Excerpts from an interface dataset
----------------------------------------

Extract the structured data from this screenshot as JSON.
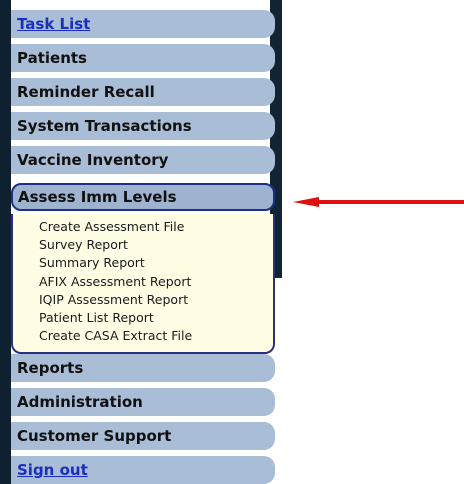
{
  "nav": {
    "items": [
      {
        "label": "Task List"
      },
      {
        "label": "Patients"
      },
      {
        "label": "Reminder Recall"
      },
      {
        "label": "System Transactions"
      },
      {
        "label": "Vaccine Inventory"
      },
      {
        "label": "Assess Imm Levels"
      },
      {
        "label": "Reports"
      },
      {
        "label": "Administration"
      },
      {
        "label": "Customer Support"
      },
      {
        "label": "Sign out"
      }
    ],
    "submenu": [
      {
        "label": "Create Assessment File"
      },
      {
        "label": "Survey Report"
      },
      {
        "label": "Summary Report"
      },
      {
        "label": "AFIX Assessment Report"
      },
      {
        "label": "IQIP Assessment Report"
      },
      {
        "label": "Patient List Report"
      },
      {
        "label": "Create CASA Extract File"
      }
    ]
  },
  "annotation": {
    "arrow_color": "#e01010"
  }
}
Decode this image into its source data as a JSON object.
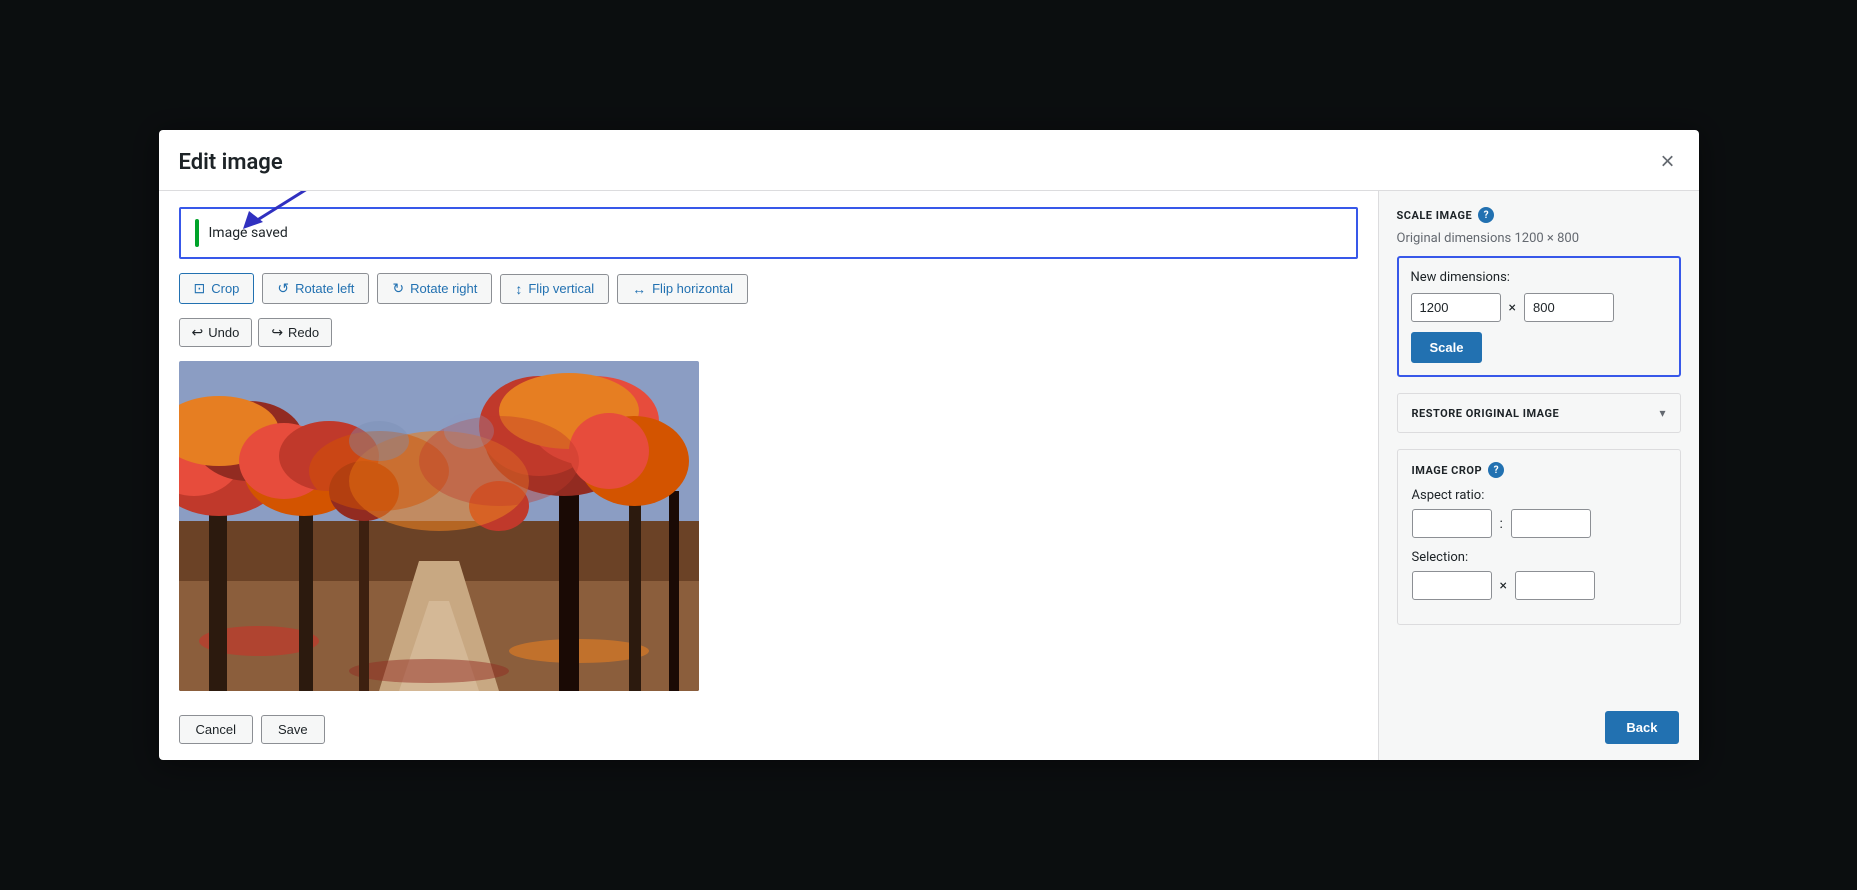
{
  "modal": {
    "title": "Edit image",
    "close_label": "×"
  },
  "notification": {
    "message": "Image saved"
  },
  "toolbar": {
    "crop_label": "Crop",
    "rotate_left_label": "Rotate left",
    "rotate_right_label": "Rotate right",
    "flip_vertical_label": "Flip vertical",
    "flip_horizontal_label": "Flip horizontal"
  },
  "undoredo": {
    "undo_label": "Undo",
    "redo_label": "Redo"
  },
  "footer": {
    "cancel_label": "Cancel",
    "save_label": "Save"
  },
  "sidebar": {
    "scale_title": "SCALE IMAGE",
    "original_dimensions": "Original dimensions 1200 × 800",
    "new_dimensions_label": "New dimensions:",
    "width_value": "1200",
    "height_value": "800",
    "scale_btn_label": "Scale",
    "restore_title": "RESTORE ORIGINAL IMAGE",
    "crop_title": "IMAGE CROP",
    "aspect_ratio_label": "Aspect ratio:",
    "selection_label": "Selection:",
    "aspect_w": "",
    "aspect_h": "",
    "sel_w": "",
    "sel_h": ""
  },
  "back_btn_label": "Back",
  "icons": {
    "crop": "⊡",
    "rotate_left": "↺",
    "rotate_right": "↻",
    "flip_v": "↕",
    "flip_h": "↔",
    "undo": "↩",
    "redo": "↪",
    "help": "?",
    "chevron_down": "▾",
    "close": "✕"
  }
}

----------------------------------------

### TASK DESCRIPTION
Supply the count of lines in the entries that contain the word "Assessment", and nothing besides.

### RESULT OF THE TASK
3